Ninety per cent of the Paphos forest has been closed off from public access due to extreme fire risk, Forestry Department Director, Charalambos Alexandrou announced on Friday.
“We are always at our battle stations during the summer season but today we are literally with our fingers poised above the trigger,” Alexandrou told the CyBC, expressing the state of extreme readiness and hyper vigilance of the various services due to the prevailing heatwave.
Cyprus on Friday had a red alert for fire risk and an orange alert for extremely high temperatures.
Alexandrou noted that the main mountain arteries from Kykkos Monastery to Stavros tis Psokas, and Lysos to Stavros tis Psokas, were currently still open but all secondary roads are closed to the public in an effort to curtail chances of fires set by human activity.
Even forestry department clearance works have been halted due to the high danger from heat emission of tools and the soaring levels of humidity, the director said.
All stations and observatories are manned and drones are being used to keep utmost vigilance.
“We don’t have the numbers we would ideally like to have, but we are doing everything we can within the scope of our means,” Alexandrou said.
Meanwhile, already in the mountain community of Kalo Chorio Klirou in the Nicosia district, a fire caused by sparks from electricity wires was dealt with, the director told the state broadcaster.

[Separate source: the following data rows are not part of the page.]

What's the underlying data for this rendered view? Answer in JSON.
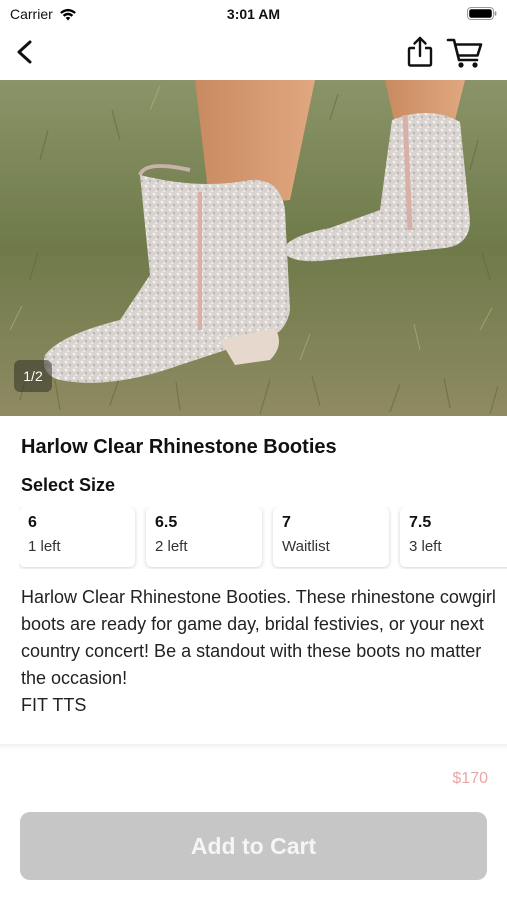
{
  "status_bar": {
    "carrier": "Carrier",
    "time": "3:01 AM"
  },
  "nav": {
    "back_icon": "chevron-left-icon",
    "share_icon": "share-icon",
    "cart_icon": "cart-icon"
  },
  "gallery": {
    "page_indicator": "1/2"
  },
  "product": {
    "title": "Harlow Clear Rhinestone Booties",
    "size_heading": "Select Size",
    "sizes": [
      {
        "size": "6",
        "stock": "1 left"
      },
      {
        "size": "6.5",
        "stock": "2 left"
      },
      {
        "size": "7",
        "stock": "Waitlist"
      },
      {
        "size": "7.5",
        "stock": "3 left"
      }
    ],
    "description": "Harlow Clear Rhinestone Booties. These rhinestone cowgirl boots are ready for game day, bridal festivies, or your next country concert! Be a standout with these boots no matter the occasion!\nFIT TTS",
    "price": "$170"
  },
  "actions": {
    "add_to_cart_label": "Add to Cart"
  },
  "colors": {
    "price": "#e8a6a8",
    "button_disabled": "#c6c6c6"
  }
}
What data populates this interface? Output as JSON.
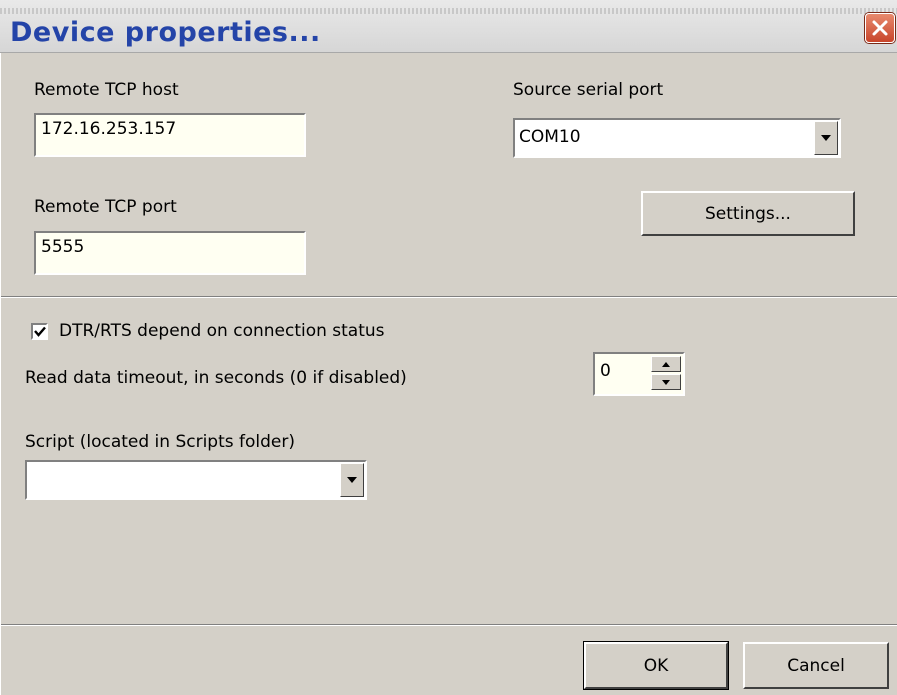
{
  "window": {
    "title": "Device properties...",
    "close_icon": "close-icon"
  },
  "fields": {
    "remote_host_label": "Remote TCP host",
    "remote_host_value": "172.16.253.157",
    "remote_port_label": "Remote TCP port",
    "remote_port_value": "5555",
    "serial_port_label": "Source serial port",
    "serial_port_value": "COM10",
    "settings_button": "Settings..."
  },
  "options": {
    "dtr_rts_label": "DTR/RTS depend on connection status",
    "dtr_rts_checked": true,
    "timeout_label": "Read data timeout, in seconds (0 if disabled)",
    "timeout_value": "0",
    "script_label": "Script (located in Scripts folder)",
    "script_value": ""
  },
  "buttons": {
    "ok": "OK",
    "cancel": "Cancel"
  },
  "colors": {
    "title_text": "#2444a8",
    "dialog_bg": "#d4d0c8",
    "input_bg": "#fffff2"
  }
}
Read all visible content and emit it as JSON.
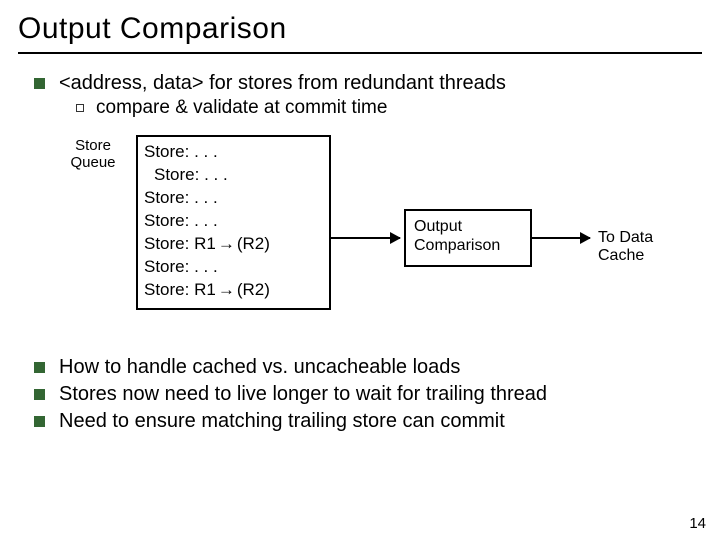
{
  "title": "Output Comparison",
  "bullets": {
    "b0": "<address, data> for stores from redundant threads",
    "sub0": "compare & validate at commit time",
    "b1": "How to handle cached vs. uncacheable loads",
    "b2": "Stores now need to live longer to wait for trailing thread",
    "b3": "Need to ensure matching trailing store can commit"
  },
  "diagram": {
    "store_queue_label_l1": "Store",
    "store_queue_label_l2": "Queue",
    "queue_rows": {
      "r0": "Store: . . .",
      "r1": "Store: . . .",
      "r2": "Store: . . .",
      "r3": "Store: . . .",
      "r4_pre": "Store: R1 ",
      "r4_post": " (R2)",
      "r5": "Store: . . .",
      "r6_pre": "Store: R1 ",
      "r6_post": " (R2)"
    },
    "arrow_symbol": "→",
    "output_comparison_l1": "Output",
    "output_comparison_l2": "Comparison",
    "to_cache": "To Data Cache"
  },
  "page_number": "14"
}
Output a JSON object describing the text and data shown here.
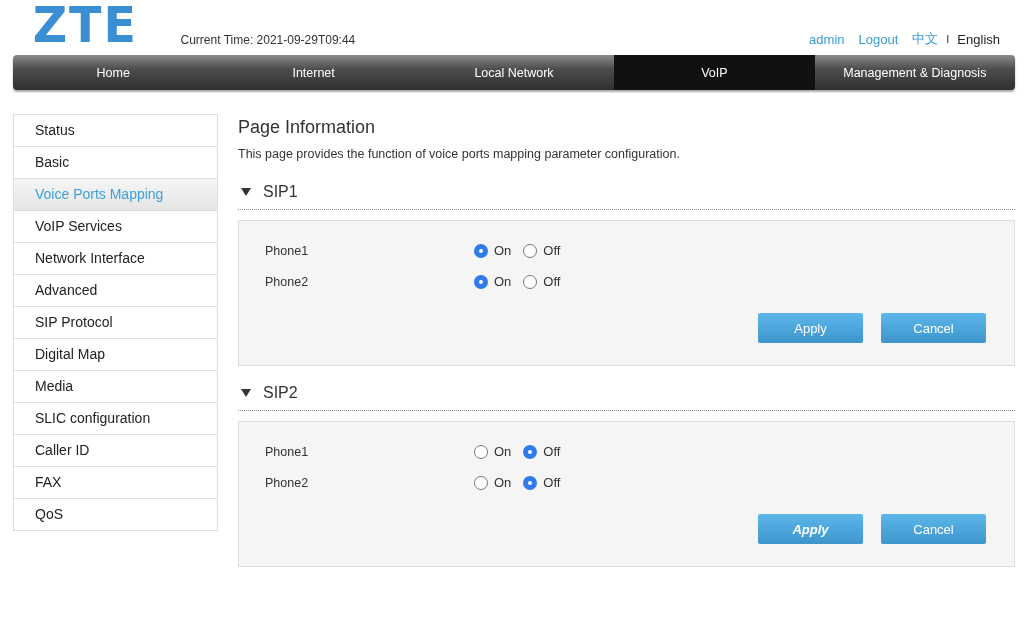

Alexandrou highlighted the frustration felt by fire prevention services over incidents caused by lack of infrastructure maintenance by the electricity authority (EAC).
“For 15 years we have been working to get the EAC to take on their share of the responsibility for fires caused by lack of maintenance,” Alexandrou said, adding that in other countries, such as the US, this is a matter of course.
Alexandrou did not confirm whether the Kalo Chorio fire, which he said happened near a military camp by Pharmakas, was caused by naked wires, a surge, or other electrical fault.
The fires services brought the fire which broke out at 7.30am under full control a little over an hour later, by 8.40am.
Seventeen forestry employees with four fire engines, as well as three fire servicemen with one fire engine, worked to put out the blaze while forces remain in the area on the alert for flare-ups.
Over 8,000 square metres of land covered with wild vegetation was burned.
The exact causes of the fire are being investigated.